_MATERIAL PROVIDED_
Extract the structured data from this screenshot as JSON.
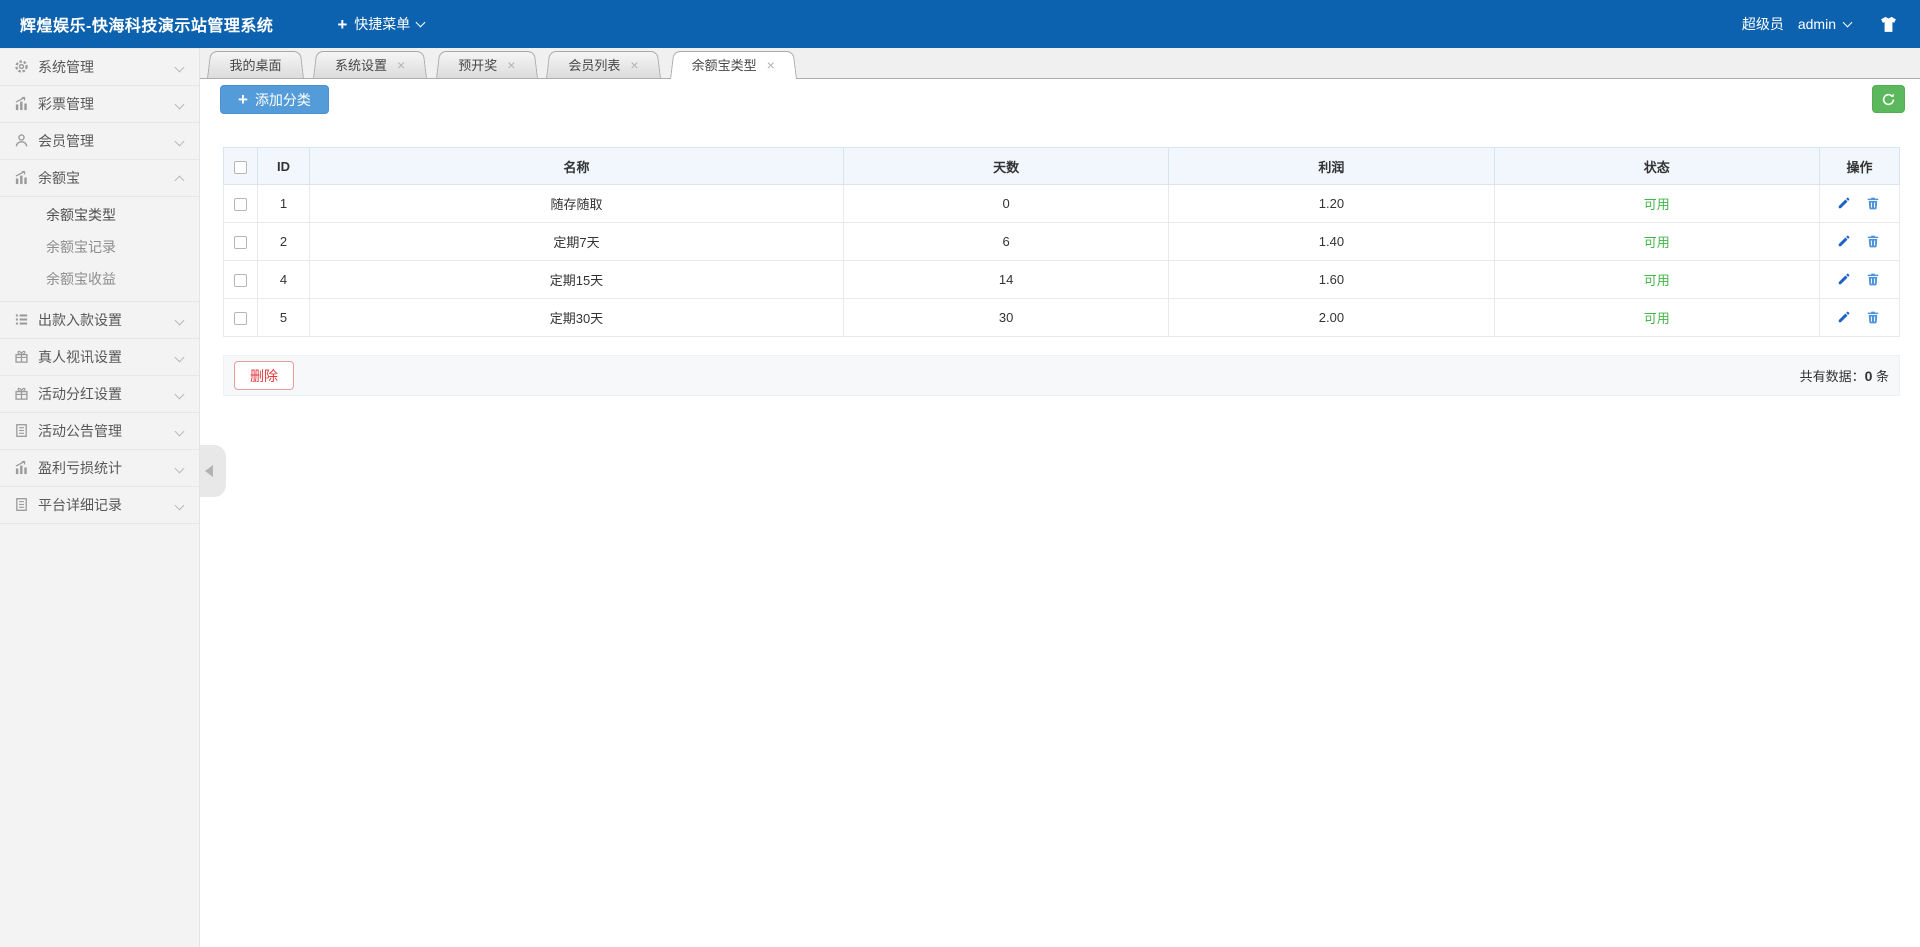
{
  "topbar": {
    "title": "辉煌娱乐-快海科技演示站管理系统",
    "quick_menu_label": "快捷菜单",
    "role_label": "超级员",
    "username": "admin",
    "icons": [
      "plus-icon",
      "chevron-down-icon",
      "tshirt-icon"
    ]
  },
  "sidebar": {
    "items": [
      {
        "label": "系统管理",
        "icon": "gear-icon",
        "expanded": false
      },
      {
        "label": "彩票管理",
        "icon": "chart-icon",
        "expanded": false
      },
      {
        "label": "会员管理",
        "icon": "user-icon",
        "expanded": false
      },
      {
        "label": "余额宝",
        "icon": "chart-icon",
        "expanded": true,
        "children": [
          {
            "label": "余额宝类型",
            "active": true
          },
          {
            "label": "余额宝记录",
            "active": false
          },
          {
            "label": "余额宝收益",
            "active": false
          }
        ]
      },
      {
        "label": "出款入款设置",
        "icon": "list-icon",
        "expanded": false
      },
      {
        "label": "真人视讯设置",
        "icon": "gift-icon",
        "expanded": false
      },
      {
        "label": "活动分红设置",
        "icon": "gift-icon",
        "expanded": false
      },
      {
        "label": "活动公告管理",
        "icon": "document-icon",
        "expanded": false
      },
      {
        "label": "盈利亏损统计",
        "icon": "chart-icon",
        "expanded": false
      },
      {
        "label": "平台详细记录",
        "icon": "document-icon",
        "expanded": false
      }
    ]
  },
  "tabs": [
    {
      "label": "我的桌面",
      "closable": false,
      "active": false
    },
    {
      "label": "系统设置",
      "closable": true,
      "active": false
    },
    {
      "label": "预开奖",
      "closable": true,
      "active": false
    },
    {
      "label": "会员列表",
      "closable": true,
      "active": false
    },
    {
      "label": "余额宝类型",
      "closable": true,
      "active": true
    }
  ],
  "toolbar": {
    "add_button_label": "添加分类",
    "refresh_icon": "refresh-icon"
  },
  "table": {
    "columns": [
      "ID",
      "名称",
      "天数",
      "利润",
      "状态",
      "操作"
    ],
    "row_action_icons": [
      "edit-icon",
      "trash-icon"
    ],
    "rows": [
      {
        "id": "1",
        "name": "随存随取",
        "days": "0",
        "profit": "1.20",
        "status": "可用"
      },
      {
        "id": "2",
        "name": "定期7天",
        "days": "6",
        "profit": "1.40",
        "status": "可用"
      },
      {
        "id": "4",
        "name": "定期15天",
        "days": "14",
        "profit": "1.60",
        "status": "可用"
      },
      {
        "id": "5",
        "name": "定期30天",
        "days": "30",
        "profit": "2.00",
        "status": "可用"
      }
    ]
  },
  "footer": {
    "delete_button_label": "删除",
    "total_label_prefix": "共有数据：",
    "total_count": "0",
    "total_label_suffix": " 条"
  },
  "colors": {
    "topbar_bg": "#0c62ae",
    "add_button": "#549bd9",
    "refresh_button": "#5cb85c",
    "status_available": "#44b549",
    "delete_accent": "#e4393c",
    "edit_icon": "#1e62c8",
    "trash_icon": "#4f94d9"
  }
}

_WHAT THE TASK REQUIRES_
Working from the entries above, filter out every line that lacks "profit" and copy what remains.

_RESPONSE_
        "profit": "1.20",
        "profit": "1.40",
        "profit": "1.60",
        "profit": "2.00",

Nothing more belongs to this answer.